Management Board

The Management Board is responsible for managing the company, maintaining and enhancing the proper organization of Deutsche Bank Group as well as for exercising control. Its members represent the bank to the public. The Management Board is obliged to abide by the relevant laws and regulations.

Since June 1, 2012, Jürgen Fitschen and Anshu Jain have been Co-Chairmen of the Management Board. The Co-Chairmen represent the Management Board, lead Management Board meetings, have a deciding vote in the event of a tie and jointly coordinate Management Board activities.

The Co-Chairmen lead the Group Executive Committee (GEC), comprising all members of the Management Board and selected senior managers.
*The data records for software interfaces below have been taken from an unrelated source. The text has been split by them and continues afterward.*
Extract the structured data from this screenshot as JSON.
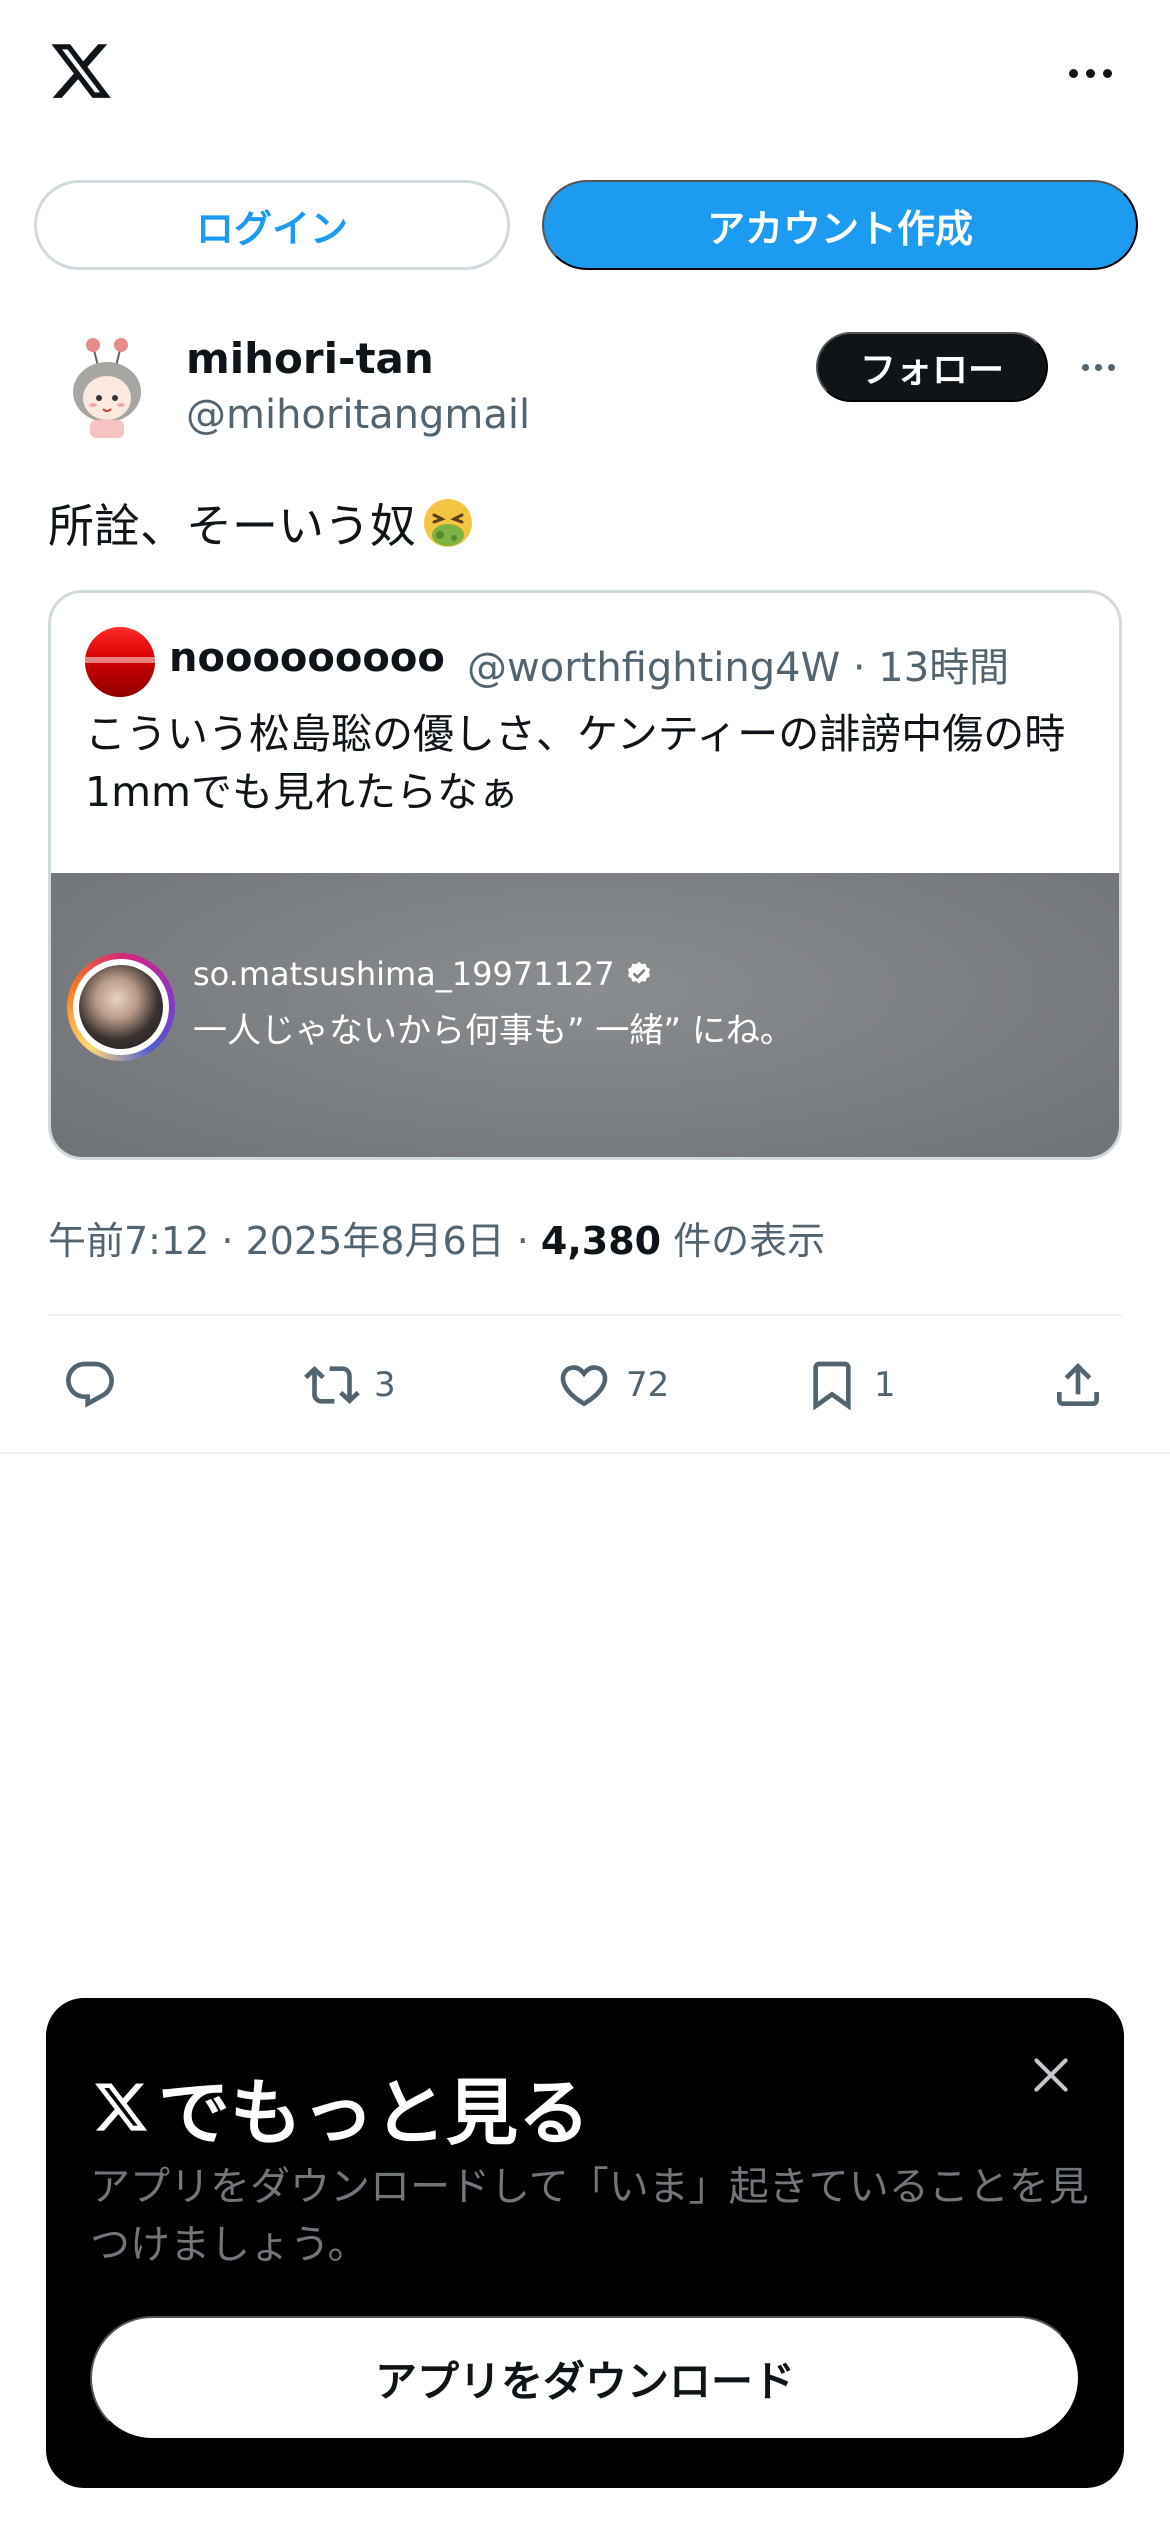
{
  "header": {
    "login_label": "ログイン",
    "signup_label": "アカウント作成"
  },
  "tweet": {
    "author_name": "mihori-tan",
    "author_handle": "@mihoritangmail",
    "follow_label": "フォロー",
    "text": "所詮、そーいう奴",
    "emoji": "nauseated-face-emoji",
    "quote": {
      "name": "nooooooooo",
      "handle_time": "@worthfighting4W · 13時間",
      "text": "こういう松島聡の優しさ、ケンティーの誹謗中傷の時1mmでも見れたらなぁ",
      "media": {
        "username": "so.matsushima_19971127",
        "caption": "一人じゃないから何事も” 一緒” にね。"
      }
    },
    "meta": {
      "time_date": "午前7:12 · 2025年8月6日 · ",
      "views": "4,380",
      "views_suffix": " 件の表示"
    },
    "actions": {
      "reply_count": "",
      "retweet_count": "3",
      "like_count": "72",
      "bookmark_count": "1"
    }
  },
  "sheet": {
    "title": "でもっと見る",
    "body": "アプリをダウンロードして「いま」起きていることを見つけましょう。",
    "download_label": "アプリをダウンロード"
  },
  "colors": {
    "accent": "#1d9bf0",
    "text": "#0f1419",
    "secondary": "#536471",
    "sheet_bg": "#000000"
  }
}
The GEC performs an advisory and coordinating role and prepares decisions for the Management Board.

The Management Board must perform core management functions. These include the strategic management, the proper organization of the Bank and the Group, certain key business decisions and the appointment of senior management.

Supervisory Board

The Supervisory Board oversees and advises the Management Board in its management of Deutsche Bank. Major decisions affecting the Bank require Supervisory Board approval. The Supervisory Board appoints the members of the Management Board and creates succession plans for the Management Board. It may specify more extensive information and reporting duties for the Management Board beyond what is required by law. The Supervisory Board reviews the efficiency of its work on a regular basis. In 2014, the Supervisory Board had seven committees: the Chairman’s Committee, Audit Committee, Risk Committee, Nomination Committee, Compensation Control Committee, Mediation Committee and Integrity Committee.

To carry out its tasks, the Supervisory Board takes care to ensure that it has a balanced composition of members and that they collectively possess the required knowledge, ability and expertise. In light of Deutsche Bank’s international activities, the Supervisory Board has an appropriate number of members with longstanding international experience. Furthermore, the Supervisory Board encourages diversity within the company, in particular when appointing members to the Management Board and making proposals for election to the Supervisory Board.